This date movie for the mature comes with a hanky alert. Bestselling author Nicholas Sparks is one of the rare male romance novellists whose popular weepies evidently do it for men as well as women, across an undeniably impressive age range. Films previously adapted from his books include Message In A Bottle, The Notebook and teen tearjerker favourite A Walk To Remember. For those not up to speed, it’s practically obligatory that there be crashing waves, flowery love letters and flashbacks involved. One can also anticipate an uplifting expression of faith in second chances, and in the healing empowerment of true lurve.

This one offers middle-aged people of well above average gorgeousness - silver fox Gere and the thinking man’s 40something sensitive beauty Lane, comfortably teamed in their third film together.

The plot is so it beyond formulaic it doesn’t bear going into. If you don’t know everything that’s going to happen in this before it actually transpires on screen you have definitely picked the wrong genre movie. Adrienne has a straying ex (Meloni) who wants her back, a sulky, squawking teen (Mae Whitman) hectoring her, and a small boy fitting the usual bespectacled, asthmatic kid bill - who provide her conflict. Dr. McDreamy Sr. has to confront the bitter widower (Glenn) of a patient he lost, so there’s his crisis of conscience and explanation for being in the middle of nowhere. A curiously unbilled James Franco is Gere’s estranged surgeon son, who has gone off to escape furious father-son flashbacks by doing good works in Ecuador, where we know we will meet up with him again.

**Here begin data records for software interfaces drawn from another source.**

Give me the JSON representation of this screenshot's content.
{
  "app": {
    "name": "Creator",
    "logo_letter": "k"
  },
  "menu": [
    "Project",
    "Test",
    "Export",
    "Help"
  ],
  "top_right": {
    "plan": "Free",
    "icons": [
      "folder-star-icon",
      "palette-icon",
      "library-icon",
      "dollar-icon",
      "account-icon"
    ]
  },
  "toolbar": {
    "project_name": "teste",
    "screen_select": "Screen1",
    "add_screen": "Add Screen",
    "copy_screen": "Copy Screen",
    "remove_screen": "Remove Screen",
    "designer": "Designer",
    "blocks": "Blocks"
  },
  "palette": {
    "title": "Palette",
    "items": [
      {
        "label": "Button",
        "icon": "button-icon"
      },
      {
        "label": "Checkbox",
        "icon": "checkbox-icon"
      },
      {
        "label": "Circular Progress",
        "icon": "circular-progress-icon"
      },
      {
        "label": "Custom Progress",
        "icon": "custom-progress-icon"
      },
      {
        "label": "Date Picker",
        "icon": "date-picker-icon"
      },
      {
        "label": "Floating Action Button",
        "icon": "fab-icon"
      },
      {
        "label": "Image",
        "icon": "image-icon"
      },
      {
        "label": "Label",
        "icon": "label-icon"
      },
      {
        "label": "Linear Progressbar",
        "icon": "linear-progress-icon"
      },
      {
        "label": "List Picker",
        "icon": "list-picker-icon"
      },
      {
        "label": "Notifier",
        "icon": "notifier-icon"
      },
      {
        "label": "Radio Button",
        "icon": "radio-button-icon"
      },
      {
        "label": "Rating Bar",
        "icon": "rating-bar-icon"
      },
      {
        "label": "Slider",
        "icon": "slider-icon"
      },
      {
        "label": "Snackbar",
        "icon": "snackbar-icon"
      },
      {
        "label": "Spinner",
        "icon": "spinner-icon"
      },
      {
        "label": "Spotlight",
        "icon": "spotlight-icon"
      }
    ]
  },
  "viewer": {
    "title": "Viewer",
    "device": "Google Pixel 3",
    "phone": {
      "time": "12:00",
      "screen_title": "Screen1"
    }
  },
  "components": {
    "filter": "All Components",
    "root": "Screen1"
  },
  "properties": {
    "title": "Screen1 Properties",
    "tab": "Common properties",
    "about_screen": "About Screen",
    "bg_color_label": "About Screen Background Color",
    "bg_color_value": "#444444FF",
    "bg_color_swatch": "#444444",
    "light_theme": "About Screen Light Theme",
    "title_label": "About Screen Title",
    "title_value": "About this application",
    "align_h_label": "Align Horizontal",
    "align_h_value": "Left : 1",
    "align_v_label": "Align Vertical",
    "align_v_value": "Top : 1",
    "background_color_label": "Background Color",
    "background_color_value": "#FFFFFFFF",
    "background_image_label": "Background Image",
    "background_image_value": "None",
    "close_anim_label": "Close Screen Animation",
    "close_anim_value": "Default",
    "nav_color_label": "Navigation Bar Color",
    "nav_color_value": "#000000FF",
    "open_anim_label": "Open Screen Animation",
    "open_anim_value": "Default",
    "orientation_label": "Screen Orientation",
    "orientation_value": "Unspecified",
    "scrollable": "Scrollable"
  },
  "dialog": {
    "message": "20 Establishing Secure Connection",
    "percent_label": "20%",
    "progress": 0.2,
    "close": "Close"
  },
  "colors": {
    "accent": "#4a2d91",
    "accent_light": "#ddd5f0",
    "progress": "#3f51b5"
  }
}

All of Sparks’ novels are set in his native North Carolina and the film benefits from using the specific location on the wild Outer Banks, with a preposterously picturesque inn and elusive wild horses who put in an appearance on cue. Distinguished theatre director Wolfe marks his film debut by running riot with production design, packing in cute Americana and idiosyncratic objets d’art. His trump card is Diane Lane, who is so fine she makes you cry even while scorning the blatant manipulation that’s forced you to scrabble in your pocket for that wadded old tissue there somewhere.

It’s like The Bridges Of Madison County with more shouting, only not nearly as good. No surprises whatsoever, but nice scenery, attractive stars and another credible, affecting performance from Lane that hoiks it up an extra star.